AB - For group- living animals, the ability to discriminate between familiar individuals and strangers may allow reduced agonistic behaviour between holders of neighbouring territories, termed the `dear enemy' effect. We tested the hypothesis that Eurasian badgers can discriminate between self-, neighbour- and alien( unknown) group faeces placed near their main sett. We carried out a series of controlled field experiments over a 12- month period at the main setts of three badger groups occupying contiguous territories. The experimental design used two different treatments: `alien treatment' involved the display of self- group scents with alien- group scents and `neighbour treatment' involved the display of self- group scents with neighbour-group scents. Badgers showed heightened behavioural responses towards alien- compared with self- group scents, but there was no significant difference in response to neighbour- relative to self- group scents. The relative responses towards alien- group scents were greatest during the breeding seasons, but there were no significant seasonal differences in the responses to neighbour- group versus self- group scents. In undisturbed badger populations, levels of aggression between neighbouring territory- holders are likely to be kept relatively low through neighbour recognition. However, increased levels of aggression will be shown towards dispersing or itinerant ( alien) badgers, especially during periods such as the breeding season when the potential threats to the long- term fitness of territory owners are greatest. This behaviour may reduce the effectiveness of management strategies involving the culling of group- living wildlife hosts to reduce levels of livestock or human disease. (C) 2007 The Association for the Study of Animal Behaviour. Published by Elsevier Ltd. All rights reserved.

KW - dear enemy effect

KW - Eurasian badger

KW - faeces

KW - field experiment

KW - Meles meles

KW - scent recognition

KW - territoriality

KW - wildlife disease

UR - http://www.scopus.com/inward/record.url?scp=34548618631&partnerID=8YFLogxK
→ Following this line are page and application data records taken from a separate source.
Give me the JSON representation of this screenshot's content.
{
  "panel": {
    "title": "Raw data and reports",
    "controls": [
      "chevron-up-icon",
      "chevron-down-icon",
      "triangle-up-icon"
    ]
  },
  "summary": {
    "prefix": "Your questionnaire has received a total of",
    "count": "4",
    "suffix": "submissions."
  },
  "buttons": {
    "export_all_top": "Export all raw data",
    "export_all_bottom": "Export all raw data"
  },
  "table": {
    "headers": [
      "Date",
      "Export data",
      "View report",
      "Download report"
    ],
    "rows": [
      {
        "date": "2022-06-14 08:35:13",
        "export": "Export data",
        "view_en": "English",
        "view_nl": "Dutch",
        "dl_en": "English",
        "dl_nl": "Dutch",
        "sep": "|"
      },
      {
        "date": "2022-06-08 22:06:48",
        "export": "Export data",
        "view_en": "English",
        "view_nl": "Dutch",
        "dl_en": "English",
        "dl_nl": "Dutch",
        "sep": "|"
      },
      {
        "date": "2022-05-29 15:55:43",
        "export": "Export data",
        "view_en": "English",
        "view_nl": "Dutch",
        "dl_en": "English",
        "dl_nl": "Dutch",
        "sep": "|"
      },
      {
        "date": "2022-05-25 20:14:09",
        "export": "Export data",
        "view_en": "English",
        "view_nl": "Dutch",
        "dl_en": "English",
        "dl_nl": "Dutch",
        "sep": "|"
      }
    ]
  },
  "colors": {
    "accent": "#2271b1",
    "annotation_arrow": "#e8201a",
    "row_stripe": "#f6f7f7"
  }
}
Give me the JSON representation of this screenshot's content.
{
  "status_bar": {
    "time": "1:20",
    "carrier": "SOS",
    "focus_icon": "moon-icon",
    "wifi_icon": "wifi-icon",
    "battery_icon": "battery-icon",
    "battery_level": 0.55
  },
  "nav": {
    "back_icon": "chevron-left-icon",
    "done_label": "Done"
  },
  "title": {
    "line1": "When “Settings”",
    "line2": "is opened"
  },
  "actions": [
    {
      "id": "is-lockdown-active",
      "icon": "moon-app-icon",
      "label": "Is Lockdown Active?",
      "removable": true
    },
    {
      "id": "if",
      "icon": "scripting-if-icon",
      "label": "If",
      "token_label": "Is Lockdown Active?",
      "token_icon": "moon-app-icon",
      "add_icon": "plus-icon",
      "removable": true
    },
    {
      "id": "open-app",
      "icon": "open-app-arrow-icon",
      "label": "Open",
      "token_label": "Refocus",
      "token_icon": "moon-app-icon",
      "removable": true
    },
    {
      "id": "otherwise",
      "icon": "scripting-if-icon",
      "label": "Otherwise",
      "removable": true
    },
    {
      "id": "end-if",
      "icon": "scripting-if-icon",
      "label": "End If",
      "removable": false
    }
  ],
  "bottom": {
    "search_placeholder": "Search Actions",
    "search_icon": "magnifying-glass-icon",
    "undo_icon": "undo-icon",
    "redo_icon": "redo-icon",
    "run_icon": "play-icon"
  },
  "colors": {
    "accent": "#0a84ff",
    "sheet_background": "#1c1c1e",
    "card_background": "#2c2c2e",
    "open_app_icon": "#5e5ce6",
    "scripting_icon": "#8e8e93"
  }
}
U2 - 10.1016/j.anbehav.2006.10.026

DO - 10.1016/j.anbehav.2006.10.026

M3 - Article

VL - 74

SP - 429

EP - 436

JO - ANIMAL BEHAVIOUR

JF - ANIMAL BEHAVIOUR

SN - 0003-3472

IS - 3

ER -